#### [EXERCISE PROMPT]
Whenever a line in the entries below contains "KITCHEN", copy that line.

#### [TASK MATERIAL]
· · · · · · ·

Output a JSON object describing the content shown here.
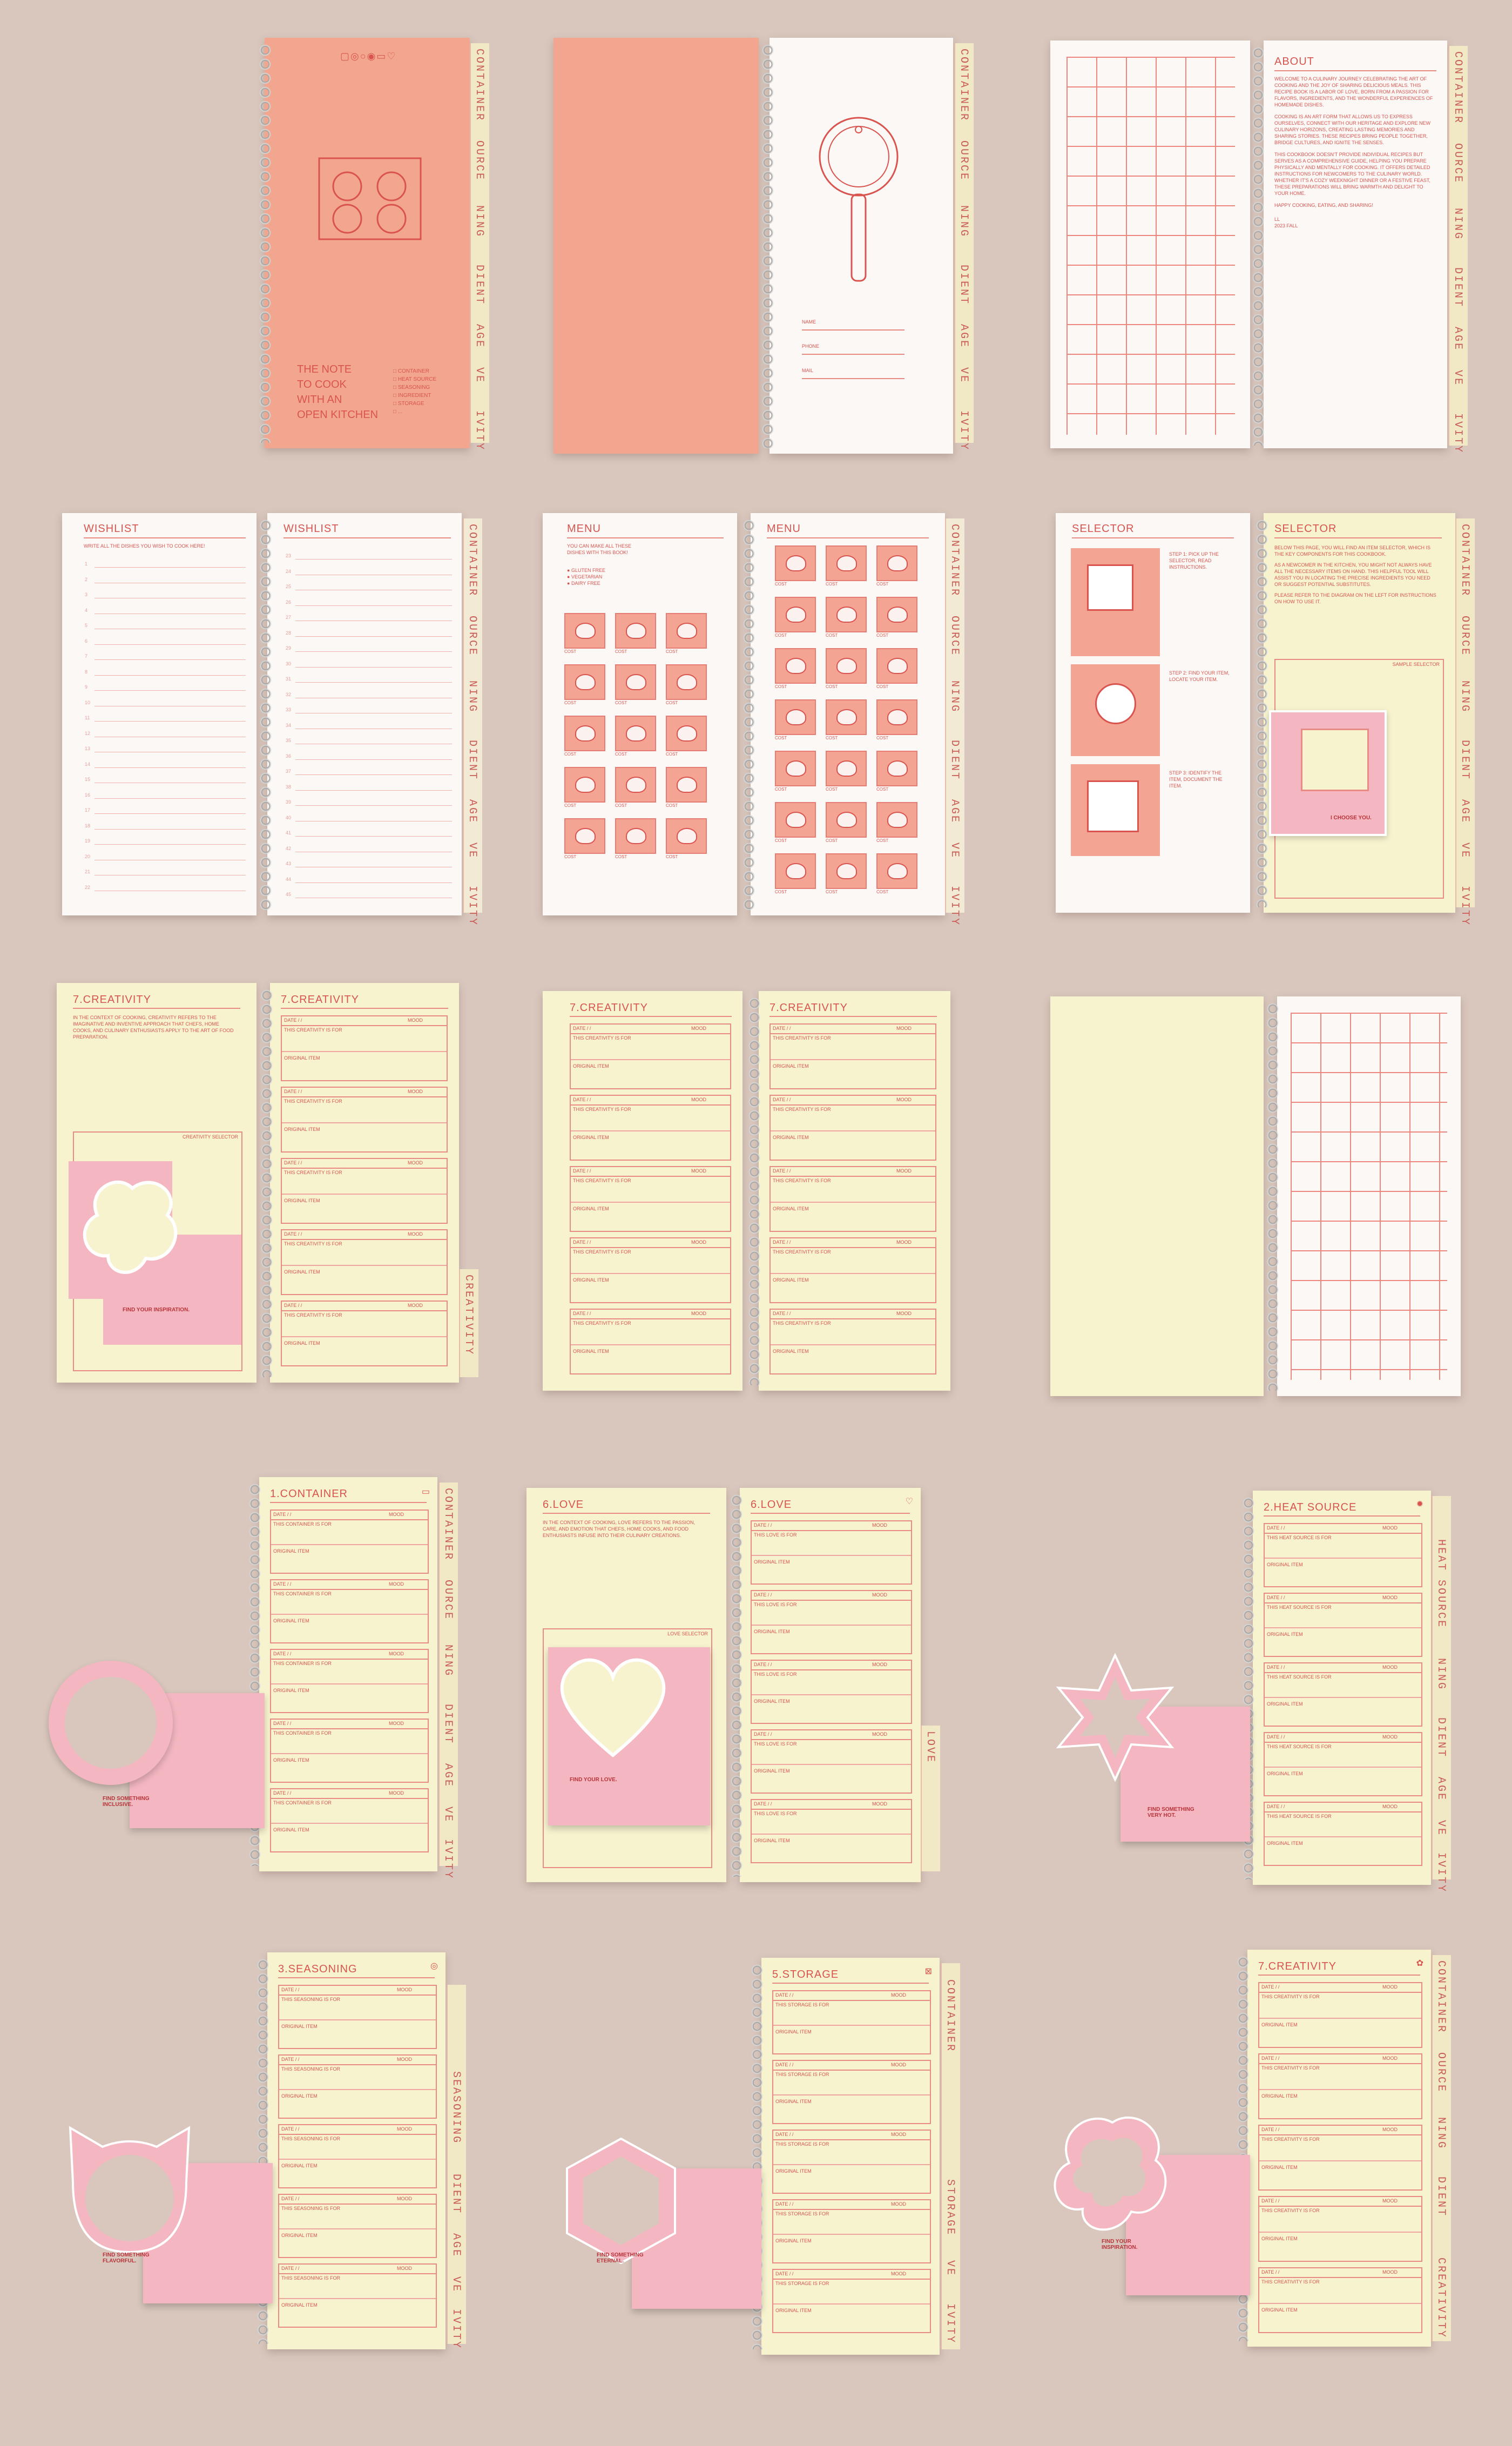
{
  "tabs": {
    "container": "CONTAINER",
    "heat": "OURCE",
    "heat_full": "HEAT SOURCE",
    "seasoning": "SEASONING",
    "seasoning_short": "NING",
    "ingredient": "DIENT",
    "storage_short": "AGE",
    "storage": "STORAGE",
    "love_short": "VE",
    "love": "LOVE",
    "creativity_short": "IVITY",
    "creativity": "CREATIVITY"
  },
  "cover": {
    "title_lines": [
      "THE NOTE",
      "TO COOK",
      "WITH AN",
      "OPEN KITCHEN"
    ],
    "checklist": [
      "CONTAINER",
      "HEAT SOURCE",
      "SEASONING",
      "INGREDIENT",
      "STORAGE",
      "..."
    ]
  },
  "owner": {
    "name": "NAME",
    "phone": "PHONE",
    "mail": "MAIL"
  },
  "about": {
    "title": "ABOUT",
    "paragraphs": [
      "WELCOME TO A CULINARY JOURNEY CELEBRATING THE ART OF COOKING AND THE JOY OF SHARING DELICIOUS MEALS. THIS RECIPE BOOK IS A LABOR OF LOVE, BORN FROM A PASSION FOR FLAVORS, INGREDIENTS, AND THE WONDERFUL EXPERIENCES OF HOMEMADE DISHES.",
      "COOKING IS AN ART FORM THAT ALLOWS US TO EXPRESS OURSELVES, CONNECT WITH OUR HERITAGE AND EXPLORE NEW CULINARY HORIZONS, CREATING LASTING MEMORIES AND SHARING STORIES. THESE RECIPES BRING PEOPLE TOGETHER, BRIDGE CULTURES, AND IGNITE THE SENSES.",
      "THIS COOKBOOK DOESN'T PROVIDE INDIVIDUAL RECIPES BUT SERVES AS A COMPREHENSIVE GUIDE, HELPING YOU PREPARE PHYSICALLY AND MENTALLY FOR COOKING. IT OFFERS DETAILED INSTRUCTIONS FOR NEWCOMERS TO THE CULINARY WORLD. WHETHER IT'S A COZY WEEKNIGHT DINNER OR A FESTIVE FEAST, THESE PREPARATIONS WILL BRING WARMTH AND DELIGHT TO YOUR HOME.",
      "HAPPY COOKING, EATING, AND SHARING!"
    ],
    "sign": "LL",
    "date": "2023 FALL"
  },
  "wishlist": {
    "title": "WISHLIST",
    "intro": "WRITE ALL THE DISHES YOU WISH TO COOK HERE!"
  },
  "menu": {
    "title": "MENU",
    "intro": "YOU CAN MAKE ALL THESE DISHES WITH THIS BOOK!",
    "legend": [
      "GLUTEN FREE",
      "VEGETARIAN",
      "DAIRY FREE"
    ],
    "cost": "COST"
  },
  "selector": {
    "title": "SELECTOR",
    "steps": [
      "STEP 1: PICK UP THE SELECTOR, READ INSTRUCTIONS.",
      "STEP 2: FIND YOUR ITEM, LOCATE YOUR ITEM.",
      "STEP 3: IDENTIFY THE ITEM, DOCUMENT THE ITEM."
    ],
    "intro": "BELOW THIS PAGE, YOU WILL FIND AN ITEM SELECTOR, WHICH IS THE KEY COMPONENTS FOR THIS COOKBOOK.",
    "intro2": "AS A NEWCOMER IN THE KITCHEN, YOU MIGHT NOT ALWAYS HAVE ALL THE NECESSARY ITEMS ON HAND. THIS HELPFUL TOOL WILL ASSIST YOU IN LOCATING THE PRECISE INGREDIENTS YOU NEED OR SUGGEST POTENTIAL SUBSTITUTES.",
    "intro3": "PLEASE REFER TO THE DIAGRAM ON THE LEFT FOR INSTRUCTIONS ON HOW TO USE IT.",
    "sample": "SAMPLE SELECTOR",
    "choose": "I CHOOSE YOU."
  },
  "creativity": {
    "title": "7.CREATIVITY",
    "intro": "IN THE CONTEXT OF COOKING, CREATIVITY REFERS TO THE IMAGINATIVE AND INVENTIVE APPROACH THAT CHEFS, HOME COOKS, AND CULINARY ENTHUSIASTS APPLY TO THE ART OF FOOD PREPARATION.",
    "selector": "CREATIVITY SELECTOR",
    "find": "FIND YOUR INSPIRATION.",
    "for": "THIS CREATIVITY IS FOR"
  },
  "entry": {
    "date": "DATE",
    "mood": "MOOD",
    "original": "ORIGINAL ITEM"
  },
  "container": {
    "title": "1.CONTAINER",
    "for": "THIS CONTAINER IS FOR",
    "find": "FIND SOMETHING INCLUSIVE."
  },
  "love": {
    "title": "6.LOVE",
    "intro": "IN THE CONTEXT OF COOKING, LOVE REFERS TO THE PASSION, CARE, AND EMOTION THAT CHEFS, HOME COOKS, AND FOOD ENTHUSIASTS INFUSE INTO THEIR CULINARY CREATIONS.",
    "selector": "LOVE SELECTOR",
    "for": "THIS LOVE IS FOR",
    "find": "FIND YOUR LOVE."
  },
  "heat": {
    "title": "2.HEAT SOURCE",
    "for": "THIS HEAT SOURCE IS FOR",
    "find": "FIND SOMETHING VERY HOT."
  },
  "seasoning": {
    "title": "3.SEASONING",
    "for": "THIS SEASONING IS FOR",
    "find": "FIND SOMETHING FLAVORFUL."
  },
  "storage": {
    "title": "5.STORAGE",
    "for": "THIS STORAGE IS FOR",
    "find": "FIND SOMETHING ETERNAL."
  },
  "colors": {
    "background": "#d9c7bd",
    "salmon": "#f3a68f",
    "cream": "#f7f3cf",
    "red": "#d9544e",
    "pink": "#f4b7c1"
  }
}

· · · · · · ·

#### [WRITTEN ANSWER]
      "OPEN KITCHEN"
    "intro2": "AS A NEWCOMER IN THE KITCHEN, YOU MIGHT NOT ALWAYS HAVE ALL THE NECESSARY ITEMS ON HAND. THIS HELPFUL TOOL WILL ASSIST YOU IN LOCATING THE PRECISE INGREDIENTS YOU NEED OR SUGGEST POTENTIAL SUBSTITUTES.",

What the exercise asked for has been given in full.